Poem 28 in my 100 days of poetry

Give to me the life I love,
Let the lave go by me,
Give the jolly heaven above
And the byway night me.
Bed in the bush with stars to see,
Bread I dip in the river --
There's the life for a man like me,
There's the life for ever.

Let the blow fall soon or late,
Let what will be o'er me;
Give the face of earth around
And the road before me.
Wealth I seek not, hope nor love,
Nor a friend to know me;
All I seek, the heaven above
And the road below me.

Or let autumn fall on me
Where afield I linger,
Silencing the bird on tree,
Biting the blue finger;
White as meal the frosty field --
Warm the fireside haven --
Not to autumn will I yield,
Not to winter even!
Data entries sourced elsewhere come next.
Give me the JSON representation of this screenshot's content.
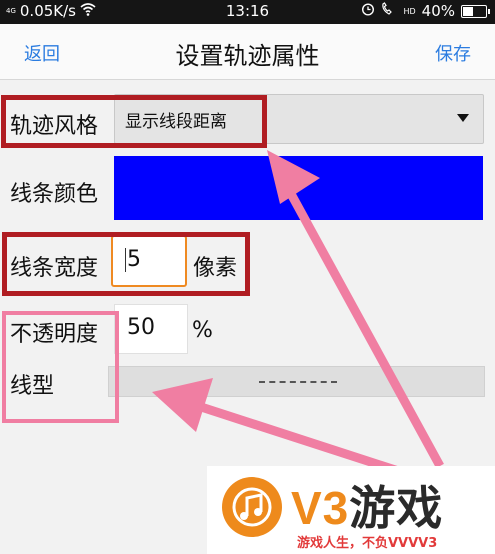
{
  "status_bar": {
    "network_type": "4G",
    "speed": "0.05K/s",
    "time": "13:16",
    "hd_badge": "HD",
    "battery_text": "40%",
    "battery_level": 0.4,
    "icons": [
      "wifi-icon",
      "alarm-icon",
      "call-hd-icon",
      "battery-icon"
    ]
  },
  "header": {
    "back_label": "返回",
    "title": "设置轨迹属性",
    "save_label": "保存"
  },
  "form": {
    "style_label": "轨迹风格",
    "style_value": "显示线段距离",
    "color_label": "线条颜色",
    "color_value": "#0000ff",
    "width_label": "线条宽度",
    "width_value": "5",
    "width_unit": "像素",
    "opacity_label": "不透明度",
    "opacity_value": "50",
    "opacity_unit": "%",
    "linetype_label": "线型"
  },
  "annotations": {
    "box_colors": {
      "red": "#b01d22",
      "pink": "#f07ea2"
    },
    "arrow_color": "#f07ea2"
  },
  "watermark": {
    "name_prefix": "V3",
    "name_suffix": "游戏",
    "slogan": "游戏人生，不负VVVV3",
    "accent": "#ee8a1c"
  }
}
Let the blow fall soon or late,
Let what will be o'er me;
Give the face of earth around,
And the road before me.
Wealth I ask not, hope, nor love,
Nor a friend to know me.
All I ask, the heaven above
And the road below me.